He had almost a full bag of saline, so there was nothing to change there. The doctors hadn’t much checked on Gruber. He had staggered into the emergency room coughing up blood and passed out soon after. Tests had shown stage four lung cancer that had metastasized to his liver, pancreas, and brain. There were no relatives to contact, only a driver’s license with a picture of Gruber that looked to be fifteen years out of date.
The social worker had attempted to find a next of kin or anyone who could provide any information on Gruber; so far they had been unsuccessful. No relatives, no kids. He had been born in 1900, but even in his poor state of health, Karen would’ve taken him for around eighty, not the hundred-plus years listed on his driver’s license.
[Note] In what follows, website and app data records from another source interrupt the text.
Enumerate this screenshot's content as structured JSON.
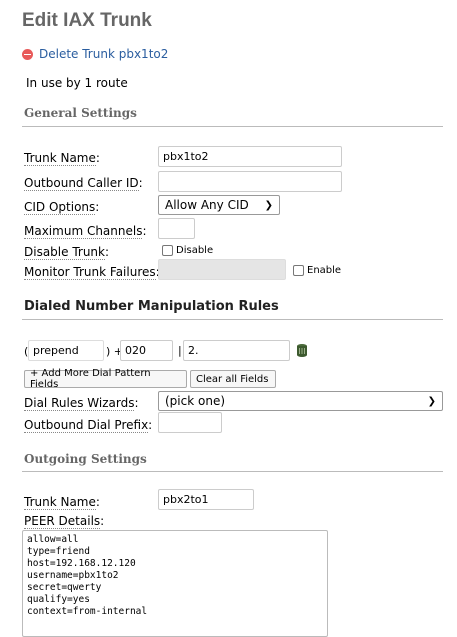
{
  "page": {
    "title": "Edit IAX Trunk"
  },
  "delete": {
    "label": "Delete Trunk pbx1to2"
  },
  "usage": {
    "text": "In use by 1 route"
  },
  "general": {
    "heading": "General Settings",
    "trunk_name_label": "Trunk Name",
    "trunk_name_value": "pbx1to2",
    "outbound_cid_label": "Outbound Caller ID",
    "outbound_cid_value": "",
    "cid_options_label": "CID Options",
    "cid_options_value": "Allow Any CID",
    "max_channels_label": "Maximum Channels",
    "max_channels_value": "",
    "disable_trunk_label": "Disable Trunk",
    "disable_checkbox_label": "Disable",
    "monitor_label": "Monitor Trunk Failures",
    "monitor_value": "",
    "enable_checkbox_label": "Enable"
  },
  "dial": {
    "heading": "Dialed Number Manipulation Rules",
    "open_paren": "(",
    "prepend_value": "prepend",
    "close_paren_plus": ") +",
    "prefix_value": "020",
    "pipe": "|",
    "pattern_value": "2.",
    "add_more_label": "+ Add More Dial Pattern Fields",
    "clear_all_label": "Clear all Fields",
    "wizards_label": "Dial Rules Wizards",
    "wizards_value": "(pick one)",
    "outbound_prefix_label": "Outbound Dial Prefix",
    "outbound_prefix_value": ""
  },
  "outgoing": {
    "heading": "Outgoing Settings",
    "trunk_name_label": "Trunk Name",
    "trunk_name_value": "pbx2to1",
    "peer_label": "PEER Details",
    "peer_value": "allow=all\ntype=friend\nhost=192.168.12.120\nusername=pbx1to2\nsecret=qwerty\nqualify=yes\ncontext=from-internal"
  },
  "icons": {
    "delete": "remove-circle-icon",
    "trash": "trash-icon",
    "chevron": "chevron-down-icon"
  },
  "colors": {
    "link": "#2a5d9f",
    "delete_icon": "#e85a5a",
    "heading": "#666666"
  }
}
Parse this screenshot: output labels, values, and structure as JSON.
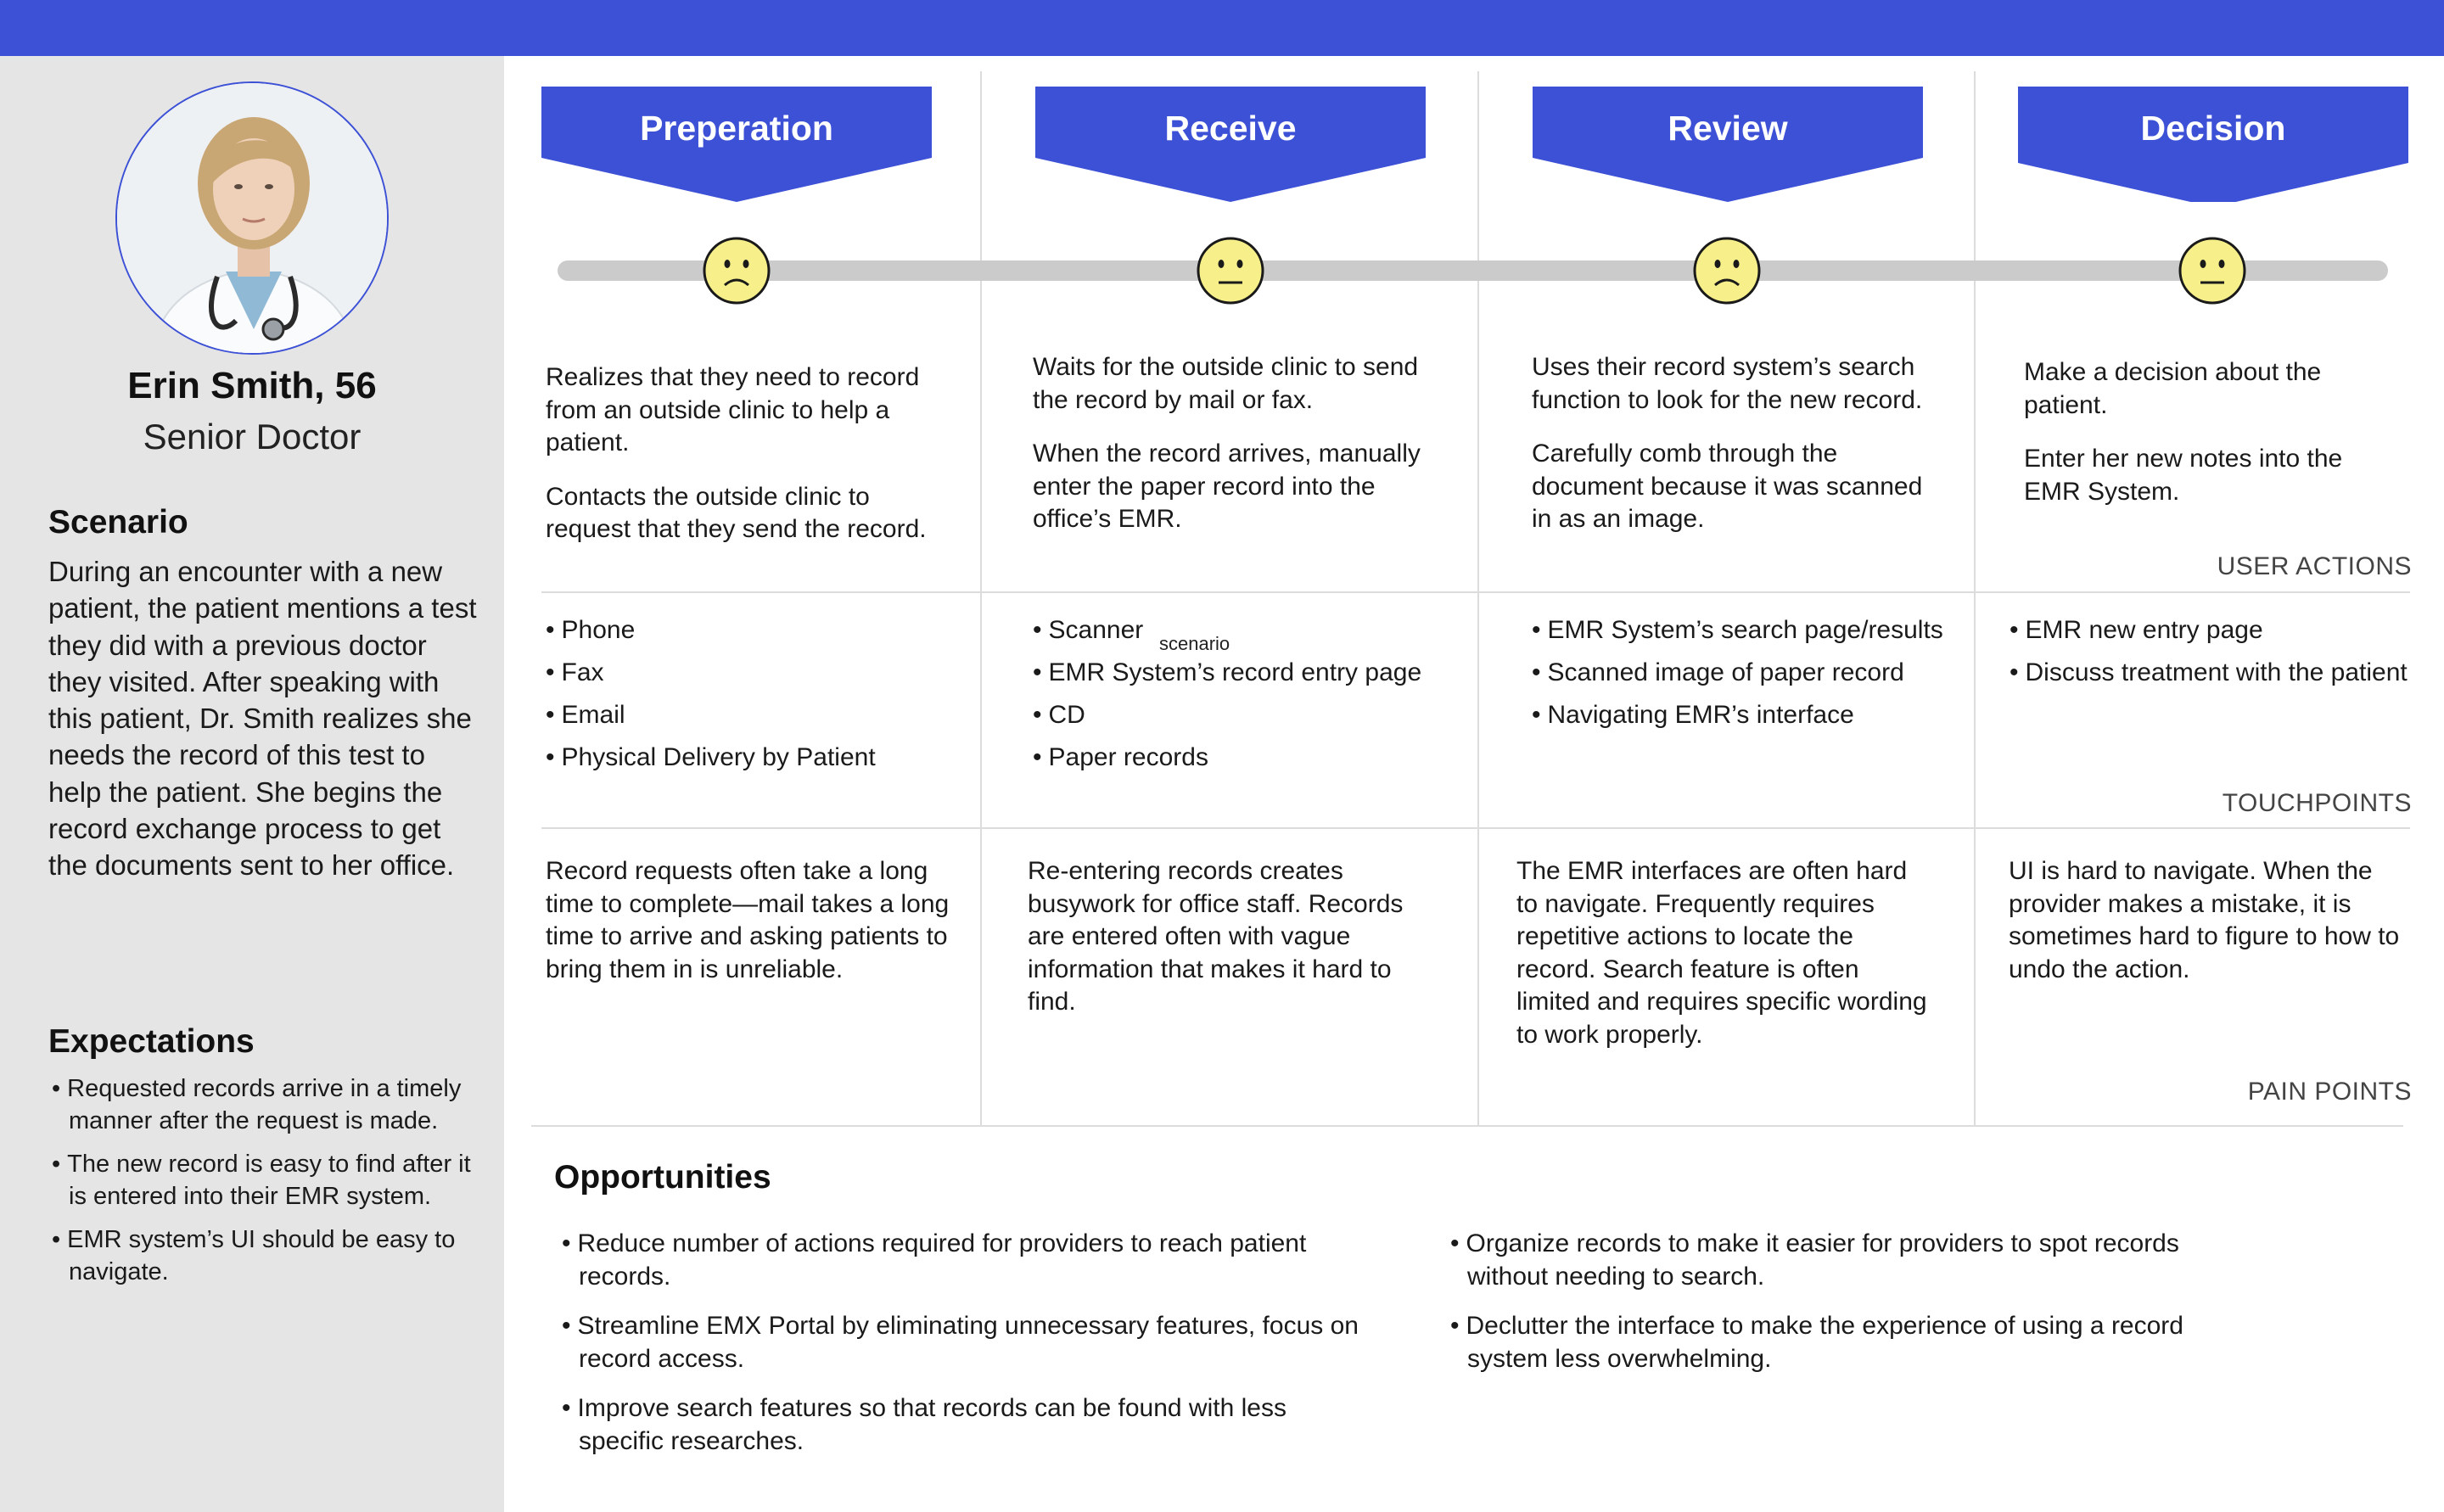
{
  "persona": {
    "name": "Erin Smith, 56",
    "role": "Senior Doctor",
    "scenario_heading": "Scenario",
    "scenario_text": "During an encounter with a new patient, the patient mentions a test they did with a previous doctor they visited. After speaking with this patient, Dr. Smith realizes she needs the record of this test to help the patient. She begins the record exchange process to get the documents sent to her office.",
    "expectations_heading": "Expectations",
    "expectations": [
      "Requested records arrive in a timely manner after the request is made.",
      "The new record is easy to find after it is entered into their EMR system.",
      "EMR system’s UI should be easy to navigate."
    ]
  },
  "stages": [
    {
      "title": "Preperation",
      "emotion": "sad",
      "actions": [
        "Realizes that they need to record from an outside clinic to help a patient.",
        "Contacts the outside clinic to request that they send the record."
      ],
      "touchpoints": [
        "Phone",
        "Fax",
        "Email",
        "Physical Delivery by Patient"
      ],
      "pain_points": "Record requests often take a long time to complete—mail takes a long time to arrive and asking patients to bring them in is unreliable."
    },
    {
      "title": "Receive",
      "emotion": "neutral",
      "actions": [
        "Waits for the outside clinic to send the record by mail or fax.",
        "When the record arrives, manually enter the paper record into the office’s EMR."
      ],
      "touchpoints": [
        "Scanner",
        "EMR System’s record entry page",
        "CD",
        "Paper records"
      ],
      "touchpoint_note": "scenario",
      "pain_points": "Re-entering records creates busywork for office staff. Records are entered often with vague information that makes it hard to find."
    },
    {
      "title": "Review",
      "emotion": "sad",
      "actions": [
        "Uses their record system’s search function to look for the new record.",
        "Carefully comb through the document because it was scanned in as an image."
      ],
      "touchpoints": [
        "EMR System’s search page/results",
        "Scanned image of paper record",
        "Navigating EMR’s interface"
      ],
      "pain_points": "The EMR interfaces are often hard to navigate. Frequently requires repetitive actions to locate the record. Search feature is often limited and requires specific wording to work properly."
    },
    {
      "title": "Decision",
      "emotion": "neutral",
      "actions": [
        "Make a decision about the patient.",
        "Enter her new notes into the EMR System."
      ],
      "touchpoints": [
        "EMR new entry page",
        "Discuss treatment with the patient"
      ],
      "pain_points": "UI is hard to navigate. When the provider makes a mistake, it is sometimes hard to figure to how to undo the action."
    }
  ],
  "row_labels": {
    "user_actions": "USER ACTIONS",
    "touchpoints": "TOUCHPOINTS",
    "pain_points": "PAIN POINTS"
  },
  "opportunities": {
    "heading": "Opportunities",
    "left": [
      "Reduce number of actions required for providers to reach patient records.",
      "Streamline EMX Portal by eliminating unnecessary features, focus on record access.",
      "Improve search features so that records can be found with less specific researches."
    ],
    "right": [
      "Organize records to make it easier for providers to spot records without needing to search.",
      "Declutter the interface to make the experience of using a record system less overwhelming."
    ]
  },
  "colors": {
    "accent": "#3d51d6",
    "sidebar_bg": "#e5e5e5",
    "face_fill": "#f7f08a",
    "timeline": "#cbcbcb"
  }
}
As she stood at his bedside, he let out a long, low gasp. His eyes shot open, revealing little red rivers where blood vessels had popped. His lips curled back in a parody of a grin, then his tongue poked out and lolled to one side.
A long breath that reeked of rotten eggs spilled from his mouth. Karen clapped a hand over her mouth and nose to try and avoid the stench. The monitors started beeping and jangling.
If this guy dies, no one will miss him.
The lights began to flicker and give off a buzz-hum, and when the door to his room slammed shut, she felt a scream building but stifled it.
Gruber’s head slumped, his chin to his chest. The room was like the inside of a coal mine. She stumbled toward the door.
As she headed for the door, she told her self not to panic, to take deep breaths. A breeze must’ve slammed the door, and the lights were a fluke. Had to be.
She heard something hiss. It was like someone whispering too low to hear. She turned and looked at Gruber.
In the corner near his bed, something slithered in the corner, a shadow blacker than the darkness itself in the room. It was vaguely man-shaped, and she watched it drift across the wall. The shadow-thing kept up its chattering and whispering. Karen was tempted to plug her ears so she wouldn’t have to hear it.
Her guts felt like they’d been liquefied. She gripped the door handle and pulled.
The door would not open and she pounded on it, yelling as she did so. Someone in the hallway would have to hear her.
She glanced at Gruber. He sat up, yanking the IV from his arm. His eyes were still dead glass and his mouth remained open.
The shadow-thing, with spindly arms and legs, moved across the floor towards the bed. It crawled up onto Gruber’s chest and dammit if it didn’t force its way into his mouth. She saw his cheeks bulge and his Adam’s apple bob as he swallowed whatever the thing was.
Jesus Christ if you’re going to do me one favor, let this door open.
She gave one final tug as Gruber fell back on the bed. The door opened and she stumbled into the hallway, nearly hitting an aide, who was wheeling a linen cart down the hallway.
This time, she let the scream out and didn’t stop until her throat felt as if it had been raked by glass.